|Photo by Jörg Wüstkamp|
In my article “The Narrative And The Photograph” I have written about how in my opinion stories and imagery are very much connected and this being said it doesn’t surprise that many photographers are or have been writers. Be it to pen instructional books or more prosaic works as Edward Weston’s Daybooks, which I can’t seem to stop mentioning.
But of course, there are more creative disciplines and this here article deals with the interaction between those disciplines when a person devotes herself with more than one.
I will try and describe this for two disciplines that don’t seem to connect that easily — music and photography. I have been playing the guitar off and on for 30 years and after Funk and Rock finally settled with Jazz, playing in a trio with a bassist and a saxophone player.
The output, of course, is very different in both cases. One creates a piece of music, the other a print or at least an image we can look at on a screen. In the creation of these, I play an instrument to produce the first and operate a camera and a computer for the second.
So how do these two interact? It is not in the most obvious way, it is about the attitude, about the way of thinking. And I think it provides a very good way to reflect on what we are actually doing and how we do it.
As an example: A lot of Jazz musicians hum along when they are improvising.

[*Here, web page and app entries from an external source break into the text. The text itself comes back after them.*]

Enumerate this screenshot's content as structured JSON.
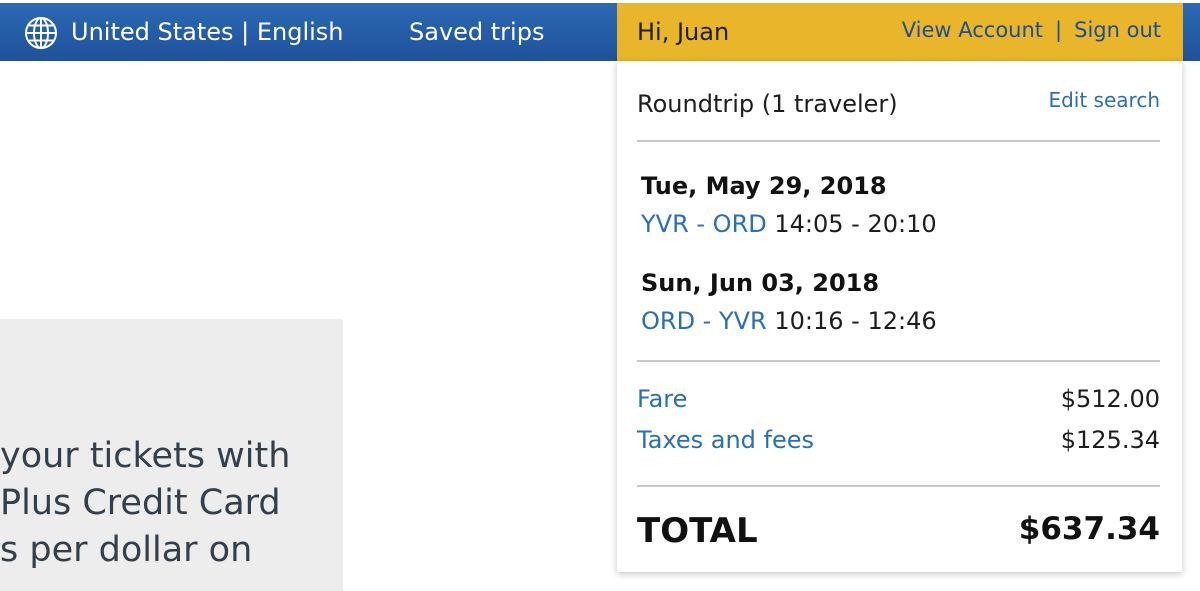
{
  "header": {
    "locale": "United States | English",
    "saved_trips": "Saved trips",
    "greeting": "Hi, Juan",
    "view_account": "View Account",
    "separator": "|",
    "sign_out": "Sign out",
    "icon": "globe-icon",
    "colors": {
      "nav": "#2463aa",
      "greeting_bar": "#e9b52b",
      "link": "#2a6fb3"
    }
  },
  "promo": {
    "lines": [
      "your tickets with",
      "Plus Credit Card",
      "s per dollar on"
    ]
  },
  "summary": {
    "trip_type": "Roundtrip (1 traveler)",
    "edit_search": "Edit search",
    "legs": [
      {
        "date": "Tue, May 29, 2018",
        "route": "YVR - ORD",
        "times": "14:05 - 20:10"
      },
      {
        "date": "Sun, Jun 03, 2018",
        "route": "ORD - YVR",
        "times": "10:16 - 12:46"
      }
    ],
    "fare": {
      "label": "Fare",
      "value": "$512.00"
    },
    "taxes": {
      "label": "Taxes and fees",
      "value": "$125.34"
    },
    "total": {
      "label": "TOTAL",
      "value": "$637.34"
    }
  }
}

Both Barney Kessel and Herb Ellis (two old-school jazz guitarists) strongly recommend in their instructions to do the same. Is this something that I can use for photography?
First I need to think about why the jazz musician would do the humming in the first place. It is a means to get out of the head and into the “real” world what the musician hears internally, as it is much easier to play what you actually hear than what you “only” have in your head. It almost sounds like you’re humming along with the melody, but the humming ever so slightly happens before the actual plucking of the string (or whatever you do to produce the sound on your instrument), and it really helps to keep you from playing patterns and scales you visualize on the fretboard.
So it is about hearing what you will play before you actually play it. The next thing I will have to do is to figure out what the equivalent in photography might be. Which I think, would be visualization. According to Ansel Adams in “The Camera”, it is a concept, that “… includes the ability to anticipate a finished image before making the exposure, so that the procedures employed will contribute to achieving the desired result.” Translated for jazz, this would read: “ … the ability to anticipate a sound before playing it so that the procedures employed will contribute to achieving the desired result.”
Now you might ask, what does that do for your photography to know that there are these similarities? I think first it opens your mind so you don’t just dismiss concepts or ideas from other disciplines as useless, to begin with just because they are based on sound or creating three-dimensional objects or stories or what have you.
I have been playing music much longer than I have been making photographs. So in transferring the truths, I found in music, I can maybe accelerate my development as a digital artist in photography. And as I am using concepts and ideas from my other disciplines (writing and music) and can embrace their interaction, I can think, feel and live neither as a writer, musician or photographer, but as an artist. And since my creativity flows in all of those three directions and they feed off each other, I not only amplify each but also make them more unique, more my own because they are also influenced by the two other components.